Location: Integrated Cropping Systems ResearchTitle: Diversity of floral and extrafloral nutritional resources on the fitness of an omnivorous bug, Orius insidiosus (Hemiptera: Anthocoridae) Author
Submitted to: Entomologia Experimentalis et Applicata
Publication Type: Peer Reviewed Journal
Publication Acceptance Date: 7/18/2012
Publication Date: 9/14/2012
Citation: Pumarino, L., Alomar, O., Lundgren, J.G. 2012. Diversity of floral and extrafloral nutritional resources on the fitness of an omnivorous bug, Orius insidiosus (Hemiptera: Anthocoridae). Entomologia Experimentalis et Applicata. 145:181-190. Interpretive Summary: The minute pirate bug, Orius insidiosus, is a beneficial insect in that it consumes crop pests throughout eastern North America. But in addition to consuming pests, this bug also eats plant tissue (with little or no damage to the plants). Efforts are underway to conserve this predator within cropland using non-crop plants, especially those with flowers and extrafloral nectaries (plant sap). The current work determined how various plant species (alyssum, buckwheat, phacelia, chamomile, and faba bean) affected the survival, egg production, longevity, and ability of the bugs to store glycogen and lipids. Moreover, we evaluated whether floral and extrafloral resources (nectar and pollen) of these plants improved these life history characteristics of the predator. Bugs performed very differently on the various plants, and availability of flowers improved Orius survival and egg production. Interestingly, faba beans (which had extrafloral nectar, but not flowers) had few eggs laid on them when the plant was offered under no-choice conditions. However, when plants were offered as a mixture, faba beans were the preferred plant for receiving eggs. This research points out that predicting which plants have the most conservation benefits is context specific, and makes the case for conserving plant diversity as a whole in biological control programs.

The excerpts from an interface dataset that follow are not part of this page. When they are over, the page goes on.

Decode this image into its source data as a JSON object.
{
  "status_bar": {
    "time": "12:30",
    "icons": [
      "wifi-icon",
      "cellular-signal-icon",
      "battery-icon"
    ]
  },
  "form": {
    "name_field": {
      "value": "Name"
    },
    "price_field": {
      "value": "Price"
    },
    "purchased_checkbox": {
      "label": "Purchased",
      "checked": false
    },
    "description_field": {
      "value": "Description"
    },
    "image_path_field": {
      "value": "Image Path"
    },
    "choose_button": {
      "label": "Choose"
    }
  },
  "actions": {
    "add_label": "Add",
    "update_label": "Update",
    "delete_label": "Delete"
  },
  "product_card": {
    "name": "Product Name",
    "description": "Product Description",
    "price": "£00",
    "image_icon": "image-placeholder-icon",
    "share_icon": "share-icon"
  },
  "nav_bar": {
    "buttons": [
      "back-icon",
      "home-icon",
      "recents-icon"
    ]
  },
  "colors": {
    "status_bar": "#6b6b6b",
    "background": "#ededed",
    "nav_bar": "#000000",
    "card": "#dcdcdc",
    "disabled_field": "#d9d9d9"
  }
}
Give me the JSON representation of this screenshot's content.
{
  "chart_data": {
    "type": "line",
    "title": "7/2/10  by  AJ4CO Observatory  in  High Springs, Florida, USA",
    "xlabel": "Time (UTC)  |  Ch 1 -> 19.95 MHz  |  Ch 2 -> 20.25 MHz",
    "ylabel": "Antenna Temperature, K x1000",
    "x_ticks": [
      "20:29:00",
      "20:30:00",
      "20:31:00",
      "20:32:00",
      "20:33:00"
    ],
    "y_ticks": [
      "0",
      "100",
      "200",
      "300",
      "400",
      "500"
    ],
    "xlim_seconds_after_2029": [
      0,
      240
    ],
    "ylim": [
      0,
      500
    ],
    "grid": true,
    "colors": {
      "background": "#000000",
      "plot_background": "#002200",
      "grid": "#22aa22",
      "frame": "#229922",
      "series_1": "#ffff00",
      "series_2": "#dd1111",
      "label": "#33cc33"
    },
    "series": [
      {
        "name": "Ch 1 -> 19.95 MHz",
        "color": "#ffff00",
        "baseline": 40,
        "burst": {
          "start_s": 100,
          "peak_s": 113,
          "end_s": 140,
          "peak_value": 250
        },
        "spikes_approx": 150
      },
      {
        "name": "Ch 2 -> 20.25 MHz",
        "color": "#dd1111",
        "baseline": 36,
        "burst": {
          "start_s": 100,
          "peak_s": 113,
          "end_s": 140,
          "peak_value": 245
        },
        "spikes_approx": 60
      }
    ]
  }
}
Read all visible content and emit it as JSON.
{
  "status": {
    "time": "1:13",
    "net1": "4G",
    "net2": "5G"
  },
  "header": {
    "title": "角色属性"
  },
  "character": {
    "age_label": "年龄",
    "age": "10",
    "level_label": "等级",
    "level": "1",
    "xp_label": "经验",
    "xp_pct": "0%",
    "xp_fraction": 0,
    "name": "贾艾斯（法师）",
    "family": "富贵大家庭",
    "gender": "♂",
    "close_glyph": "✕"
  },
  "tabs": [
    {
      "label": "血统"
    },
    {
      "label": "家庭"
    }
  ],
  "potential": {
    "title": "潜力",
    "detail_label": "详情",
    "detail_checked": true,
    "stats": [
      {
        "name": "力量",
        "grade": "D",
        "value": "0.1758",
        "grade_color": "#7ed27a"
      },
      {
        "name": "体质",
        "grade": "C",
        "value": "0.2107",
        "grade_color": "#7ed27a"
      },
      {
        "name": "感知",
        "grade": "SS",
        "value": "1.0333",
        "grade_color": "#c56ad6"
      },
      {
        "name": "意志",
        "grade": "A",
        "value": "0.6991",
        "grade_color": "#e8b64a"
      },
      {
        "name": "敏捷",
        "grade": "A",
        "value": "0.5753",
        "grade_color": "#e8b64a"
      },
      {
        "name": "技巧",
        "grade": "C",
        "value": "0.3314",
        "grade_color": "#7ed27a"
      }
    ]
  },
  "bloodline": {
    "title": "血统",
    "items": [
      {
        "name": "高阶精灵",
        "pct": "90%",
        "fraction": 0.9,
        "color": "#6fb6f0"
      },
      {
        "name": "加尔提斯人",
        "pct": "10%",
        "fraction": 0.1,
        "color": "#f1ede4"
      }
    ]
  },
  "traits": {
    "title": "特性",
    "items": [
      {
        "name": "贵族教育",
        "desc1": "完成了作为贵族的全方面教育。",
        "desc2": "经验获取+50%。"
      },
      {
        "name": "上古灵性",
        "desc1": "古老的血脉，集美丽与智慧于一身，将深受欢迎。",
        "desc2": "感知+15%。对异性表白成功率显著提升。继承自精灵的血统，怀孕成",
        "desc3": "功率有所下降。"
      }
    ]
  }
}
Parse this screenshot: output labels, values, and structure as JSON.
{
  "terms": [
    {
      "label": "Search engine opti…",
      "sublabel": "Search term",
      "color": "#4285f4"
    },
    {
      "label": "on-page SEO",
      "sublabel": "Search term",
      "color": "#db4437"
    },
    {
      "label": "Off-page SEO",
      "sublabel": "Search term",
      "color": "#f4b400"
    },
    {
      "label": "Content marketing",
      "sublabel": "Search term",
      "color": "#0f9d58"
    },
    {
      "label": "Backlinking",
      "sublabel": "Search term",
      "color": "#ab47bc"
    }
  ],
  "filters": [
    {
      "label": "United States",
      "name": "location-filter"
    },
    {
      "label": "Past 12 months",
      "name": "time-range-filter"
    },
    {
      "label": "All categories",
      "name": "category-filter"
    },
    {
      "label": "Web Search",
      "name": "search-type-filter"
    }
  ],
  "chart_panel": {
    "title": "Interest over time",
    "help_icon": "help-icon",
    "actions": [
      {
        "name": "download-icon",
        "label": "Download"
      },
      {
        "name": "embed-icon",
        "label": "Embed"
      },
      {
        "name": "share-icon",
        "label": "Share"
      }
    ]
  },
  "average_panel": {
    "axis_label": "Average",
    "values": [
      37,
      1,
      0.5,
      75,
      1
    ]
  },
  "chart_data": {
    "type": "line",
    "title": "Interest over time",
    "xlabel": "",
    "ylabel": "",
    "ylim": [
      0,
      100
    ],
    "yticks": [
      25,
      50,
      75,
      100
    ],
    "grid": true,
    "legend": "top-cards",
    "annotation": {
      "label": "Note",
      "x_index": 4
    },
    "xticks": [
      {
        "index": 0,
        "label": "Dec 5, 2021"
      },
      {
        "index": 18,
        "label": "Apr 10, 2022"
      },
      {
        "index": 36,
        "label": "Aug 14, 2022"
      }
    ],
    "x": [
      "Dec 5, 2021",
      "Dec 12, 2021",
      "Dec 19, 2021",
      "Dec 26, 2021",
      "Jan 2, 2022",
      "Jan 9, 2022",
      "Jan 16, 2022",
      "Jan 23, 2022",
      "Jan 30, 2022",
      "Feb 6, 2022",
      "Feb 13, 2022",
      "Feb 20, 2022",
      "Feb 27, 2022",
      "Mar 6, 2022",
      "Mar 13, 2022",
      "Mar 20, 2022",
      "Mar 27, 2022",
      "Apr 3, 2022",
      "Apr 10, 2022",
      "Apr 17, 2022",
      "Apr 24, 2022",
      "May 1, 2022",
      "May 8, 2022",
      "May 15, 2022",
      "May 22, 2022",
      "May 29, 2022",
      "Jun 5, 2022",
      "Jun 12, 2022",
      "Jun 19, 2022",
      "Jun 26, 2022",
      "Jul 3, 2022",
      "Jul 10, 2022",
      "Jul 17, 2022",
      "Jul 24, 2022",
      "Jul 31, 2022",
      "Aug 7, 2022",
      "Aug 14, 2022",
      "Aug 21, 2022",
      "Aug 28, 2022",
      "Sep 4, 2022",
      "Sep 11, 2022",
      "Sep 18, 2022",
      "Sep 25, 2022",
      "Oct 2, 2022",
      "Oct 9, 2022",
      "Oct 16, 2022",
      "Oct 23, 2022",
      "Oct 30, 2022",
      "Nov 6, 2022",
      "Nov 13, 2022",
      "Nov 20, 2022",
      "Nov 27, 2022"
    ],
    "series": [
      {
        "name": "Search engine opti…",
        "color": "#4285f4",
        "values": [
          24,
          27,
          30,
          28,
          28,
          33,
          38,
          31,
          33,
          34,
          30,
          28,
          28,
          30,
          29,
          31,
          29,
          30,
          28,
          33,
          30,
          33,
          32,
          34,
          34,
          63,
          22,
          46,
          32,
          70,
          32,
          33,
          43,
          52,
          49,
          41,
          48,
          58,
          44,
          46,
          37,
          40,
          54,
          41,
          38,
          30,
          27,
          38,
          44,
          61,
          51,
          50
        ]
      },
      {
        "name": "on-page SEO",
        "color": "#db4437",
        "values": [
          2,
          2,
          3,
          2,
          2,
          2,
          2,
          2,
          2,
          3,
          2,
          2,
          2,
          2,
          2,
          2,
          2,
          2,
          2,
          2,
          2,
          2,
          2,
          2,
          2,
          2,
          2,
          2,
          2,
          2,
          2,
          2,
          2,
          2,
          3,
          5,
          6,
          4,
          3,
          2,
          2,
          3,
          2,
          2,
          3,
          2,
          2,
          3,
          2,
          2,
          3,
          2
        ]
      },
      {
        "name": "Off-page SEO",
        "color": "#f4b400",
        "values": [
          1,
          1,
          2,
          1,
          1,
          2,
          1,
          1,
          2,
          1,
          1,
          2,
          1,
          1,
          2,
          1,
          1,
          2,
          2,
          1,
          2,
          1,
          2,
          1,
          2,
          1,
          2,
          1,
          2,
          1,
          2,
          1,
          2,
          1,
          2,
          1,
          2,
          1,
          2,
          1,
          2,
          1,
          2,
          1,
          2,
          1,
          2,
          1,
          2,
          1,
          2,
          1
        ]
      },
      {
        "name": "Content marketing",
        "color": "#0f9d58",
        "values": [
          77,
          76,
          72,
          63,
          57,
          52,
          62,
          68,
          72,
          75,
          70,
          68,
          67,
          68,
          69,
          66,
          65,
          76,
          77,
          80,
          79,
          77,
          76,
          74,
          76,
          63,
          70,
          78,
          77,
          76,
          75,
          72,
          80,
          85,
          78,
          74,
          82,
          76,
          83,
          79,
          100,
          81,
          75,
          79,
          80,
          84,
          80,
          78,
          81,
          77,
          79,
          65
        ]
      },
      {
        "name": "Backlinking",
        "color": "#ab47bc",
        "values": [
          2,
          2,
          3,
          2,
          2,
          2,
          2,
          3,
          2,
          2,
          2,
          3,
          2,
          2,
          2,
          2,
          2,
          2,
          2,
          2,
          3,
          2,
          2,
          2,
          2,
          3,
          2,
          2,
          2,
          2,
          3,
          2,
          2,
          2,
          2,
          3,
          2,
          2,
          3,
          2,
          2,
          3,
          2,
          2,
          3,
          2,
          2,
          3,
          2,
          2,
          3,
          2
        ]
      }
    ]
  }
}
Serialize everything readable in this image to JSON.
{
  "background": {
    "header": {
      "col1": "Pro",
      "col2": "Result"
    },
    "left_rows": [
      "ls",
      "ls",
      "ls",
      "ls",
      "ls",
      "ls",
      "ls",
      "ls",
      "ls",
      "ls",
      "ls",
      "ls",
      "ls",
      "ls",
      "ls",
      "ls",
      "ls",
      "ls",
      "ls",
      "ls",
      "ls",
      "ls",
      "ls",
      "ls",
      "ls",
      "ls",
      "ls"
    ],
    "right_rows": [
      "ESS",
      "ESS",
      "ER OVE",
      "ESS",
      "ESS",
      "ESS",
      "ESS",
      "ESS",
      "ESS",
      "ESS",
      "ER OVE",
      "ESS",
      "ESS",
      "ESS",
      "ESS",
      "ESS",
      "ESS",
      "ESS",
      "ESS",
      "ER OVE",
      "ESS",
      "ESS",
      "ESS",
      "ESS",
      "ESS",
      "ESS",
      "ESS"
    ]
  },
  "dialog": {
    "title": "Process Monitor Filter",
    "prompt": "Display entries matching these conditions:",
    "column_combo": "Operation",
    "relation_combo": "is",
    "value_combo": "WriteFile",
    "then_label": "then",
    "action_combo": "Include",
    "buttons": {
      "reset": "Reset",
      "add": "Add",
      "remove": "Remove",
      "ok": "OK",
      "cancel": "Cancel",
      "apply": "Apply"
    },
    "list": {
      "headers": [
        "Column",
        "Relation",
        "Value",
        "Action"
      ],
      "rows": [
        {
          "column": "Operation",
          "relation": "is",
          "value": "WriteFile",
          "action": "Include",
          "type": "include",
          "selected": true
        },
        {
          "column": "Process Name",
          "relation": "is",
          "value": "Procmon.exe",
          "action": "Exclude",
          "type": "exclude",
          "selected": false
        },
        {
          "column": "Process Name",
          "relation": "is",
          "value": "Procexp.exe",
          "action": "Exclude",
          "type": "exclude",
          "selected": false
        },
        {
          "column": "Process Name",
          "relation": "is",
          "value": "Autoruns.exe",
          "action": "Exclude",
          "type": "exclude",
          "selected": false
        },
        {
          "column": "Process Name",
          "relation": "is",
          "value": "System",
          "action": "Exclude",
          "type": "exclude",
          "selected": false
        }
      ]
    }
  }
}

Technical Abstract: Habitat manipulation and increasing biodiversity are important tools for enhancing biological control of pests but it is important to evaluate the relative benefits of specific plant species when designing conservation plans. Orius insidiosus is an important predator of thrips and aphids that also feeds on plants. It is the target of conservation biological control programs. Despite its relevance, little is known about the effects of plant subsidies on predator performance or nutritional status. Here we examined the influence of five plant species (alyssum, buckwheat, phacelia, faba bean and chamomile), the effects of restricting their pollen and nectar resources, and how increasing plant diversity affects O. insidiosus fecundity, survival and nutritional status. Plant species varied in their suitability for O. insidiosus, which was driven in part by the availability of the pollen or nectar sources. Offering plants as a mixture did not improve fecundity, however the plant least preferred for oviposition under no-choice tests (faba bean) became the preferred egg-laying site when the plants were offered in combination. We conclude that the benefits obtained by O. insidiosus varies among plant species, and that increasing plant diversity can have unpredicted, positive effects on insect fitness.